Defence Minister Ng Eng Hen said on Tuesday that the 55m-long blimp will be deployed from inside a military camp, adding that the balloon will "improve our surveillance capabilities significantly". He however did not disclose the camp's location.
Dr Ng said that the aerostat will complement Singapore's existing early warning and information-gathering systems that are facing increasing constraints, due mainly to the construction of taller buildings that prevent them "from establishing a clear line of sight".
"In order to see far, you have to be very high with no buildings to block you...Our ground-based radar systems can only operate above high-rise buildings," said Dr Ng at his ministry's PRoductivity and Innovation in Daily Efforts (PRIDE) Day awards ceremony held at Nanyang Polytechnic .
"Airborne radars can go around the clock, but that is costly and manpower intensive."
It will be cheaper to launch and operate the aerostat. Dr Ng said the balloon will save about $29 million in operating costs.

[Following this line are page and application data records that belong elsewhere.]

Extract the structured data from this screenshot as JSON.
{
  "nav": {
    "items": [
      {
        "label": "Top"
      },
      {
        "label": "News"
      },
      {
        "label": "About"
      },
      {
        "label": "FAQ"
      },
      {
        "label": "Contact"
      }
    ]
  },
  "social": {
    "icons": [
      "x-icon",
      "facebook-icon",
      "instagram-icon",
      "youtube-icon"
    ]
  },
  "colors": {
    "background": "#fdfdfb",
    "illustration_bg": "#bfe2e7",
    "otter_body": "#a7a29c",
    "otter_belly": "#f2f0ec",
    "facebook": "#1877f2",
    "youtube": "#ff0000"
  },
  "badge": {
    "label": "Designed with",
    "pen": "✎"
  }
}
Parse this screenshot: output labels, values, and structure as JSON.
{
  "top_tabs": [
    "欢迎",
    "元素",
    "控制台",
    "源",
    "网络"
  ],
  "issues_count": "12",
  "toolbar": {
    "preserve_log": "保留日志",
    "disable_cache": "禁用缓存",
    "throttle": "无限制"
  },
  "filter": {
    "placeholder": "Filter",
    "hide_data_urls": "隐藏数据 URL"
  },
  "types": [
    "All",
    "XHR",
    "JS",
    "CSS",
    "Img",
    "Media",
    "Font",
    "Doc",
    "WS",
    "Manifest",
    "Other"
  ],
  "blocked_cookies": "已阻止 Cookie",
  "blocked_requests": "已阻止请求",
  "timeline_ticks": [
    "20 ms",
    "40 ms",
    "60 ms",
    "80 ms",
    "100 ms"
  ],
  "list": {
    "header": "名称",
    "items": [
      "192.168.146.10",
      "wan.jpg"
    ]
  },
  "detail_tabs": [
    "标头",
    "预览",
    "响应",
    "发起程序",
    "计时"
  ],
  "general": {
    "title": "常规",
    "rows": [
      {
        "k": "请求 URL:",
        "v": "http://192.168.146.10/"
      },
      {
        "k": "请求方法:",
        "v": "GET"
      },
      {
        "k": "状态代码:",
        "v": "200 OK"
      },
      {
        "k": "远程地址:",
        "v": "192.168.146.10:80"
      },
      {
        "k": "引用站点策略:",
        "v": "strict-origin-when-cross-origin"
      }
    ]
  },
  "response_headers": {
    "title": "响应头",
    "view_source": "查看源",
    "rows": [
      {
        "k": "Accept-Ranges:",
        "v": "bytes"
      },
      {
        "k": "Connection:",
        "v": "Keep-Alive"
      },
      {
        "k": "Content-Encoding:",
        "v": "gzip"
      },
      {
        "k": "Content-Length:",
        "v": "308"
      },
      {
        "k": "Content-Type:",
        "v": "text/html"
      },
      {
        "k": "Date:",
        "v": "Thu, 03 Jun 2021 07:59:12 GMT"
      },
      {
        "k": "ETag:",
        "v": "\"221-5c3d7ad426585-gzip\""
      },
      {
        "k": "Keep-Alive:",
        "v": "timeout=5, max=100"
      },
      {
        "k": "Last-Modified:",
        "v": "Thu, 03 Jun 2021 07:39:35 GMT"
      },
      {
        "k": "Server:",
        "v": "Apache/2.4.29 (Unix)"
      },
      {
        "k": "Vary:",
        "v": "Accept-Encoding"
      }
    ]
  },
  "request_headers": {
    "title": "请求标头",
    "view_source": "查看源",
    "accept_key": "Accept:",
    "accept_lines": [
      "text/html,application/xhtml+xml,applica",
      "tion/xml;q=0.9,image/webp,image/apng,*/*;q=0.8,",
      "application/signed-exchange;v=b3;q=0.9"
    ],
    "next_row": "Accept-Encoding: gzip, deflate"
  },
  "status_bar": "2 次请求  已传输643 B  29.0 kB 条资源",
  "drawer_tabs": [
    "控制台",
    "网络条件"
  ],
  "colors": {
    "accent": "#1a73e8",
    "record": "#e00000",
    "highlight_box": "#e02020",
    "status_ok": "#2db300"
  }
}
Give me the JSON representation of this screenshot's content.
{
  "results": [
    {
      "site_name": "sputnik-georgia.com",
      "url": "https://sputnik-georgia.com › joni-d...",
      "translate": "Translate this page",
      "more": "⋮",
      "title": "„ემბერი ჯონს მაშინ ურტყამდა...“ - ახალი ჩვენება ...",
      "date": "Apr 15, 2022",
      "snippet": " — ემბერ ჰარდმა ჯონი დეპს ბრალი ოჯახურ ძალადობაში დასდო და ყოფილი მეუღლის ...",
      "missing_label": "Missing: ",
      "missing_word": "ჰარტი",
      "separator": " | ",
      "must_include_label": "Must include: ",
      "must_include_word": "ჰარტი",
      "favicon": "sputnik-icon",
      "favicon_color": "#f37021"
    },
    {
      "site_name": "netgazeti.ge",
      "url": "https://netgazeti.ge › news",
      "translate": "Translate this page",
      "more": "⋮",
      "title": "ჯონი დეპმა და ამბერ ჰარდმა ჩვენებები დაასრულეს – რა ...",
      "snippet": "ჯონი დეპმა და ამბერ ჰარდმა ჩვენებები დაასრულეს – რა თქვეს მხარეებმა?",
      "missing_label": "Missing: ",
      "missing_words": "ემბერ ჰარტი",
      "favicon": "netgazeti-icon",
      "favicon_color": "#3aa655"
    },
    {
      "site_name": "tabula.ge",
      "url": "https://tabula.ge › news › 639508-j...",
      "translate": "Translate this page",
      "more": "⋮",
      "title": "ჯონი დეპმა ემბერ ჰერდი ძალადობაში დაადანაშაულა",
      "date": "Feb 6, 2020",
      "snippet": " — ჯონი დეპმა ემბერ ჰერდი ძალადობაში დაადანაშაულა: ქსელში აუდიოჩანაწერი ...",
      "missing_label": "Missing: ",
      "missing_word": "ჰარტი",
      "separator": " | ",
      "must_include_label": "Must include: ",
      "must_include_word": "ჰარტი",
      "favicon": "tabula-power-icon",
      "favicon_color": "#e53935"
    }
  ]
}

Operated by the Republic of Singapore Air Force, the aerostat can hover at a height of 2000ft, or a 200-storey building, and transmit detailed data to the ground immediately. The information will also be shared with other security agencies such as the Police Coast Guard.
Aerostats have been used by law enforcement agencies around in the world since the 1980s. They include the US Customs and Border Protection Agency which uses aerostats to scan the skies for suspicious aircraft activity.